That hasn’t stopped Damon from trying to create his own opportunities. He looks for big films that will also be good. The next Jason Bourne movie will team him again with director Paul Greengrass. Damon credits fans with getting the film made.
“It was a real factor in doing it — that people really wanted to see it... Building an audience that’s really loyal and really loves it — that’s nothing to kind of turn your nose up at.”
Weir, who said he was thrilled when Damon signed on to play Watney, says Damon brings integrity to these blockbusters. “People think of him as an action-movie star. People forget that he’s a really good actor.”
Damon and Affleck faced questions together when they announced their intention to make a movie about James “Whitey” Bulger. The project appears up in the air since the release of director Scott Cooper’s “Black Mass.” Damon wouldn’t reveal much about the film he and Affleck hoped to make, but said their narrative about the infamous Boston gangster would be different from the film starring Johnny Depp.
“Ben and I had an idea that we would do it more like ‘Unforgiven’ — which was the anti-western. We wanted to do the anti-gangster movie. I got a letter from somebody — from a writer in South Boston when [Bulger] got caught and we announced that we were going to do this story. He sent me this letter and he was like, ‘Don’t glorify this guy anymore. Just stop. Please. He caused so much damage to so many people.’
And so it didn’t sit well with me. And then as I thought more about it, and Ben and I talked about it, what we realized was there was a way to do a movie that really explored all of our complicity in the raising up of this guy. . . . And, look, I was in ‘The Departed,’ so I’m not knocking anybody. I’m just saying what our way in was going to be, and I think it’s very different than anything that’s been done before and I was really excited about it.”
Despite obstacles, Damon seems to do what he wants. Maybe that’s why he had no problem talking about the project in the present tense.
“If we make it about our own complicity — like why do we celebrate this sociopathy,” he said, “then that’s a place that hasn’t been mined... and it’s really interesting.”
"In a funny kind of way, Matt is almost the perfect representative of the American," Ridley Scott said last month. "He's fair, he's sweet, he's firm, he's intelligent, and he's a very can-do kind of guy."
On a late August afternoon, the actor sat on a couch in a Los Angeles hotel room with a cup of coffee, his hair flecked with gray, his muscles sore. In a matter of days, he'd be heading to the Canary Islands to begin work on the as-yet-untitled fifth installment in the "Bourne" action series. At age 44, he said, the regimen of diet and exercise required to play an unstoppable killing machine like Jason Bourne was far more grueling than it used to be.
"It's horrible," Damon said wearily. "I'm in way better shape than I was for any of the other movies, but it's been 10 times harder. I'm really not fun to be around. I have a horrible attitude."

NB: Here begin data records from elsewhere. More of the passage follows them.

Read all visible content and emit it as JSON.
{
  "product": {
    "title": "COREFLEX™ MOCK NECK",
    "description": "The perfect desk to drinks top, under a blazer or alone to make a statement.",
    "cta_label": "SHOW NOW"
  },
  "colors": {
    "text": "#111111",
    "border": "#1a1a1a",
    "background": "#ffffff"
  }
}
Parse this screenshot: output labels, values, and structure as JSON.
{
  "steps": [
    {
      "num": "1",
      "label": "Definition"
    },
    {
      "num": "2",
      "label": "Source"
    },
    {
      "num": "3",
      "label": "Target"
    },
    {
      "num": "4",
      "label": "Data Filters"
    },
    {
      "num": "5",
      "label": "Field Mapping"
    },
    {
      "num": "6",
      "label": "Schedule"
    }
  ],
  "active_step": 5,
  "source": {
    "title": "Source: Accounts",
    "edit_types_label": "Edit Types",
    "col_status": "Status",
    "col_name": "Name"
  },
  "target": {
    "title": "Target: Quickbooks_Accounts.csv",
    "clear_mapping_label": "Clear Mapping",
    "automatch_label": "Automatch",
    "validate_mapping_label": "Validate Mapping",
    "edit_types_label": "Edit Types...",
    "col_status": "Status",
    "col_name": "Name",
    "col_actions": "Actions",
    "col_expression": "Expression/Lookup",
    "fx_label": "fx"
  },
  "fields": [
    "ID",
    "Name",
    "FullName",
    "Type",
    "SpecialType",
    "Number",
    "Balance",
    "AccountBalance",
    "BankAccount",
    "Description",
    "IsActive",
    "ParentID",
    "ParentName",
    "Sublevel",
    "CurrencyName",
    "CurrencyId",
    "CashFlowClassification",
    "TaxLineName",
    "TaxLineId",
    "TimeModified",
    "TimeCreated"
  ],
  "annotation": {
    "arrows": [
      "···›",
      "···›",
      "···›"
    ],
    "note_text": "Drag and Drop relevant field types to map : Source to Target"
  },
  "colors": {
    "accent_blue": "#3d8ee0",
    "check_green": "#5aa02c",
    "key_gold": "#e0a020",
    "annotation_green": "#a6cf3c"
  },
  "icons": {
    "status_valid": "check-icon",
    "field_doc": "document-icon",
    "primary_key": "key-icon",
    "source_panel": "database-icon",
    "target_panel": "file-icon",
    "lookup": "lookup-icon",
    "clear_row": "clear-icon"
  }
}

Jessica Chastain, who co-starred with Damon in "Interstellar" and plays the commander of his Mars mission in "The Martian," says that, even amid the seismic changes in Hollywood, the actor has managed to carve out a consistently rich and unpredictable career. "Matt is inspiring to be around," she said. "He is a chameleon, someone who shape-shifts in their roles, and he's a movie star — and it's very rare that I think you can be both things."
As for "The Martian," early reviews have been almost universally raves, with critics hailing the film as a refreshingly original blend of spectacle and smarts.
"Movies like this are harder and harder to find," Damon said. "It's not a franchise, and it's not trying to be a franchise."
He laughed. "Though they would try if the movie did well enough. In the sequel, I'd end up stuck on Saturn. 'Not again!'"